Summer 2015 – Frequently Asked Questions by Dr. Chuck Wilson

(From Spring 2015 Newsletter) Dr. Chuck Wilson, Chief Scientific Officer for the Gulf of Mexico Research Initiative (GoMRI), answers a few of the most frequently asked questions about the program.

One of the many GoMRI legacies, which is specifically described in GoMRI Legacy #2, is the involvement of graduate students in the program who will become the next generation of oil spill researchers.

Question: How many graduate students are or have been involved in the program to date?

Answer: Over 750 graduate students, including 440 Doctorate and 310 Master’s candidates, have been or are involved in GoMRI research. These students hail from around the world and across many disciplines.

Question: What is the distribution of their fields of study?

Answer: Almost half of the students are associated with RFP-I, which was the first major GoMRI consortium initiative. That said, consortia from RFP-IV are rapidly ramping up their graduate student workforce.
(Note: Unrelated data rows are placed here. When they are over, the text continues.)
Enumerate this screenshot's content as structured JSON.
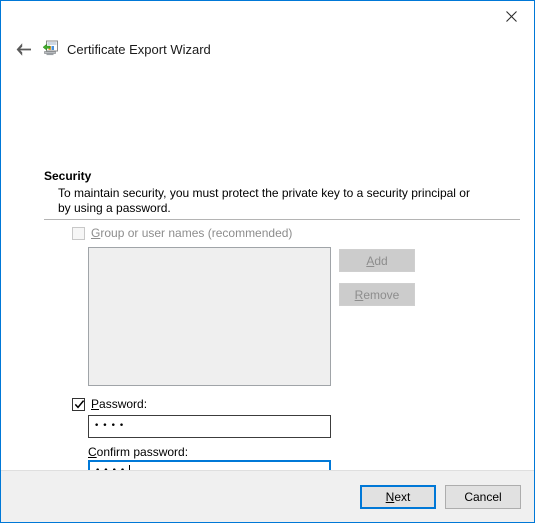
{
  "window": {
    "title": "Certificate Export Wizard",
    "border_color": "#0078d7",
    "icon_name": "certificate-export-icon"
  },
  "titlebar": {
    "close_label": "Close",
    "close_icon": "close-icon"
  },
  "navigation": {
    "back_label": "Back",
    "back_icon": "back-arrow-icon"
  },
  "page": {
    "heading": "Security",
    "description": "To maintain security, you must protect the private key to a security principal or by using a password."
  },
  "groups": {
    "checkbox_label_pre": "G",
    "checkbox_label_post": "roup or user names (recommended)",
    "checkbox_checked": false,
    "checkbox_enabled": false,
    "list_items": [],
    "add_label_pre": "A",
    "add_label_post": "dd",
    "add_enabled": false,
    "remove_label_pre": "R",
    "remove_label_post": "emove",
    "remove_enabled": false
  },
  "password": {
    "checkbox_label_pre": "P",
    "checkbox_label_post": "assword:",
    "checkbox_checked": true,
    "checkbox_enabled": true,
    "value_masked": "••••",
    "char_count": 4
  },
  "confirm_password": {
    "label_pre": "C",
    "label_post": "onfirm password:",
    "value_masked": "••••",
    "char_count": 4,
    "focused": true,
    "focus_color": "#0078d7"
  },
  "footer": {
    "next_label_pre": "N",
    "next_label_post": "ext",
    "cancel_label": "Cancel"
  }
}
Regarding research areas, about a third of the students are fairly evenly distributed across GoMRI Themes 1 (Physical processes), 2 (Chemistry), and 3 (Environmental). A surprisingly large proportion are also heavily involved in Theme 4 (Technology), indicating that GoMRI is not only training the next generation of oceanographers but also involving them in developing the most recent tools for oil spill research.

Question: What role do they play in the research?

Answer: Students are the engines of GoMRI’s research efforts. Along with the 1,278 scientists and 196 Postdocs, students serve as essential team members for much of the research underway. They are the workforce onboard the ships and in the labs, bringing creativity, curiosity, and energy to the GoMRI scientific program. A number of outstanding students, recognized as GoMRI Scholars, have been featured on the GoMRI website. Each student has a wonderful story about why they are involved in science and how GoMRI is affecting their life/career path. Students are working on exciting things such as novel dispersant technologies, marine life from single-cell organisms to fishes, habitats from seafloor coral and hydrocarbon seeps to marsh insects, toxins that may affect human stem- cell behavior and fish DNA, and modelling oil movement through the water column and on the sea surface.

[Back to the Summer 2015 Newsletter]